Data records:

-- Opening Marker --

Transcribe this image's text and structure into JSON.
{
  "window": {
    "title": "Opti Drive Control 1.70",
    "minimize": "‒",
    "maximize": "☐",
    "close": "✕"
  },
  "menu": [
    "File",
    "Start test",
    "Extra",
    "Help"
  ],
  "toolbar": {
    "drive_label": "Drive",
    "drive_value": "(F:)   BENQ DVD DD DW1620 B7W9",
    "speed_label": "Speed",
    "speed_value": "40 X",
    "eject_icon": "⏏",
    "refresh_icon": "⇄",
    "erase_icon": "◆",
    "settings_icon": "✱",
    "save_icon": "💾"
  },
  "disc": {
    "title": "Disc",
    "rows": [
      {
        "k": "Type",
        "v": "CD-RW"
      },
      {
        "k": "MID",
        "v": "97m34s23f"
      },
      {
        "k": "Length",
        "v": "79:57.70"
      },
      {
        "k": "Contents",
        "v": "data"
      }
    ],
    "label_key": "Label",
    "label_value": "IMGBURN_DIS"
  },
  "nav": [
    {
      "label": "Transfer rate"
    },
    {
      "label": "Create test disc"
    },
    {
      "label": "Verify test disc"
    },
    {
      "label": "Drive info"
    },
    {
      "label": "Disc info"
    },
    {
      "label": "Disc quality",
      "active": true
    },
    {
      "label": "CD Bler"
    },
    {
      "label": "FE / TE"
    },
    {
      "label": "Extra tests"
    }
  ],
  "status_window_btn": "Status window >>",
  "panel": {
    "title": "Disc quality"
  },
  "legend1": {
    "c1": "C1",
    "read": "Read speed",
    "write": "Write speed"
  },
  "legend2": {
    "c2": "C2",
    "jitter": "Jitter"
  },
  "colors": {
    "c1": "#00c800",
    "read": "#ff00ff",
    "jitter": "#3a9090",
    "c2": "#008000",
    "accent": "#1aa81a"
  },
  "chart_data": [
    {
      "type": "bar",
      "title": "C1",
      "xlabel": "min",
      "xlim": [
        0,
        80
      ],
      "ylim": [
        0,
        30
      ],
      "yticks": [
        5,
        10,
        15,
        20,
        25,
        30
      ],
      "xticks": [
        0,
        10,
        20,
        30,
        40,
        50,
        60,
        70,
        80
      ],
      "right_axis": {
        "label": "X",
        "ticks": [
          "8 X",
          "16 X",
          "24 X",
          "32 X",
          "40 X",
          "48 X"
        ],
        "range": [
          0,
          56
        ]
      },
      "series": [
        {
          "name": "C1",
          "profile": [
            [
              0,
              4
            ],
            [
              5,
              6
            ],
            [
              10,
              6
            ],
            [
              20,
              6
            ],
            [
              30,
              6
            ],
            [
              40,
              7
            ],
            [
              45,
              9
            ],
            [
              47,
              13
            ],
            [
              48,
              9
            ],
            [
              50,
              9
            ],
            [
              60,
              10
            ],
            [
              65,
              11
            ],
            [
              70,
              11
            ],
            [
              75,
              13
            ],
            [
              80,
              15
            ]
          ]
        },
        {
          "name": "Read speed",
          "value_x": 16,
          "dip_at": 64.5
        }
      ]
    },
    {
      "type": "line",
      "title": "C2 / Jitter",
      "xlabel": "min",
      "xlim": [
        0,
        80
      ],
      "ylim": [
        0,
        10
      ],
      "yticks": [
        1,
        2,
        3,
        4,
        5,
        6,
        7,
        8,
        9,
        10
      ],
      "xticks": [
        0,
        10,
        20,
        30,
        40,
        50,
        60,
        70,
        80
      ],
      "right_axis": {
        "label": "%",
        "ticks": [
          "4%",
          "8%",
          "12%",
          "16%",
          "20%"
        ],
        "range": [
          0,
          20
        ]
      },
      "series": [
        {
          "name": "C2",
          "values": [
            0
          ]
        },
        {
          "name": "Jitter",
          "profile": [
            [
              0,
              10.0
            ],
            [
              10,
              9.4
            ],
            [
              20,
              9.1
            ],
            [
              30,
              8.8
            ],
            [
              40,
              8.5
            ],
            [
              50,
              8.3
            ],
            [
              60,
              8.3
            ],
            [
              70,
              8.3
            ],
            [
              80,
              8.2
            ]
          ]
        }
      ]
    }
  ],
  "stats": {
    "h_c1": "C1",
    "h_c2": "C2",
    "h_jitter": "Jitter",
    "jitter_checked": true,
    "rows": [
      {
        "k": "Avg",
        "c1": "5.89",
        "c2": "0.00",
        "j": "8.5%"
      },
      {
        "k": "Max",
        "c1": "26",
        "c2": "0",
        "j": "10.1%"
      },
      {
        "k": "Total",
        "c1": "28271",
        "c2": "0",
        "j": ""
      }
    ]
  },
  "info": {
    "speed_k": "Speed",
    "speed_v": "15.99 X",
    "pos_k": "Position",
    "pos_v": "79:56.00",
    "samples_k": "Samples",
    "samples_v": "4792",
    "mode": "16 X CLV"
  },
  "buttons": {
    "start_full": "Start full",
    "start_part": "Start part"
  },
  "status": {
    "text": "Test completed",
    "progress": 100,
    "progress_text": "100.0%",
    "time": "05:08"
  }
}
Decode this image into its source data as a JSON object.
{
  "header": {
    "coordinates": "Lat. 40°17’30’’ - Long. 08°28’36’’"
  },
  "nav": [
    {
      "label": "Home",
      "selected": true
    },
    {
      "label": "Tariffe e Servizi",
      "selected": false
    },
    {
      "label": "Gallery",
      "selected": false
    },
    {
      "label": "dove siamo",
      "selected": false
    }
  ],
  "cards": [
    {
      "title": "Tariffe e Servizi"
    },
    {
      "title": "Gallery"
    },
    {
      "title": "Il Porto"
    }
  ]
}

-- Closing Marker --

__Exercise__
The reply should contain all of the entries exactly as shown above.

__Exercise result__
Transcribe this image's text and structure into JSON.
{
  "window": {
    "title": "Opti Drive Control 1.70",
    "minimize": "‒",
    "maximize": "☐",
    "close": "✕"
  },
  "menu": [
    "File",
    "Start test",
    "Extra",
    "Help"
  ],
  "toolbar": {
    "drive_label": "Drive",
    "drive_value": "(F:)   BENQ DVD DD DW1620 B7W9",
    "speed_label": "Speed",
    "speed_value": "40 X",
    "eject_icon": "⏏",
    "refresh_icon": "⇄",
    "erase_icon": "◆",
    "settings_icon": "✱",
    "save_icon": "💾"
  },
  "disc": {
    "title": "Disc",
    "rows": [
      {
        "k": "Type",
        "v": "CD-RW"
      },
      {
        "k": "MID",
        "v": "97m34s23f"
      },
      {
        "k": "Length",
        "v": "79:57.70"
      },
      {
        "k": "Contents",
        "v": "data"
      }
    ],
    "label_key": "Label",
    "label_value": "IMGBURN_DIS"
  },
  "nav": [
    {
      "label": "Transfer rate"
    },
    {
      "label": "Create test disc"
    },
    {
      "label": "Verify test disc"
    },
    {
      "label": "Drive info"
    },
    {
      "label": "Disc info"
    },
    {
      "label": "Disc quality",
      "active": true
    },
    {
      "label": "CD Bler"
    },
    {
      "label": "FE / TE"
    },
    {
      "label": "Extra tests"
    }
  ],
  "status_window_btn": "Status window >>",
  "panel": {
    "title": "Disc quality"
  },
  "legend1": {
    "c1": "C1",
    "read": "Read speed",
    "write": "Write speed"
  },
  "legend2": {
    "c2": "C2",
    "jitter": "Jitter"
  },
  "colors": {
    "c1": "#00c800",
    "read": "#ff00ff",
    "jitter": "#3a9090",
    "c2": "#008000",
    "accent": "#1aa81a"
  },
  "chart_data": [
    {
      "type": "bar",
      "title": "C1",
      "xlabel": "min",
      "xlim": [
        0,
        80
      ],
      "ylim": [
        0,
        30
      ],
      "yticks": [
        5,
        10,
        15,
        20,
        25,
        30
      ],
      "xticks": [
        0,
        10,
        20,
        30,
        40,
        50,
        60,
        70,
        80
      ],
      "right_axis": {
        "label": "X",
        "ticks": [
          "8 X",
          "16 X",
          "24 X",
          "32 X",
          "40 X",
          "48 X"
        ],
        "range": [
          0,
          56
        ]
      },
      "series": [
        {
          "name": "C1",
          "profile": [
            [
              0,
              4
            ],
            [
              5,
              6
            ],
            [
              10,
              6
            ],
            [
              20,
              6
            ],
            [
              30,
              6
            ],
            [
              40,
              7
            ],
            [
              45,
              9
            ],
            [
              47,
              13
            ],
            [
              48,
              9
            ],
            [
              50,
              9
            ],
            [
              60,
              10
            ],
            [
              65,
              11
            ],
            [
              70,
              11
            ],
            [
              75,
              13
            ],
            [
              80,
              15
            ]
          ]
        },
        {
          "name": "Read speed",
          "value_x": 16,
          "dip_at": 64.5
        }
      ]
    },
    {
      "type": "line",
      "title": "C2 / Jitter",
      "xlabel": "min",
      "xlim": [
        0,
        80
      ],
      "ylim": [
        0,
        10
      ],
      "yticks": [
        1,
        2,
        3,
        4,
        5,
        6,
        7,
        8,
        9,
        10
      ],
      "xticks": [
        0,
        10,
        20,
        30,
        40,
        50,
        60,
        70,
        80
      ],
      "right_axis": {
        "label": "%",
        "ticks": [
          "4%",
          "8%",
          "12%",
          "16%",
          "20%"
        ],
        "range": [
          0,
          20
        ]
      },
      "series": [
        {
          "name": "C2",
          "values": [
            0
          ]
        },
        {
          "name": "Jitter",
          "profile": [
            [
              0,
              10.0
            ],
            [
              10,
              9.4
            ],
            [
              20,
              9.1
            ],
            [
              30,
              8.8
            ],
            [
              40,
              8.5
            ],
            [
              50,
              8.3
            ],
            [
              60,
              8.3
            ],
            [
              70,
              8.3
            ],
            [
              80,
              8.2
            ]
          ]
        }
      ]
    }
  ],
  "stats": {
    "h_c1": "C1",
    "h_c2": "C2",
    "h_jitter": "Jitter",
    "jitter_checked": true,
    "rows": [
      {
        "k": "Avg",
        "c1": "5.89",
        "c2": "0.00",
        "j": "8.5%"
      },
      {
        "k": "Max",
        "c1": "26",
        "c2": "0",
        "j": "10.1%"
      },
      {
        "k": "Total",
        "c1": "28271",
        "c2": "0",
        "j": ""
      }
    ]
  },
  "info": {
    "speed_k": "Speed",
    "speed_v": "15.99 X",
    "pos_k": "Position",
    "pos_v": "79:56.00",
    "samples_k": "Samples",
    "samples_v": "4792",
    "mode": "16 X CLV"
  },
  "buttons": {
    "start_full": "Start full",
    "start_part": "Start part"
  },
  "status": {
    "text": "Test completed",
    "progress": 100,
    "progress_text": "100.0%",
    "time": "05:08"
  }
}
Decode this image into its source data as a JSON object.
{
  "header": {
    "coordinates": "Lat. 40°17’30’’ - Long. 08°28’36’’"
  },
  "nav": [
    {
      "label": "Home",
      "selected": true
    },
    {
      "label": "Tariffe e Servizi",
      "selected": false
    },
    {
      "label": "Gallery",
      "selected": false
    },
    {
      "label": "dove siamo",
      "selected": false
    }
  ],
  "cards": [
    {
      "title": "Tariffe e Servizi"
    },
    {
      "title": "Gallery"
    },
    {
      "title": "Il Porto"
    }
  ]
}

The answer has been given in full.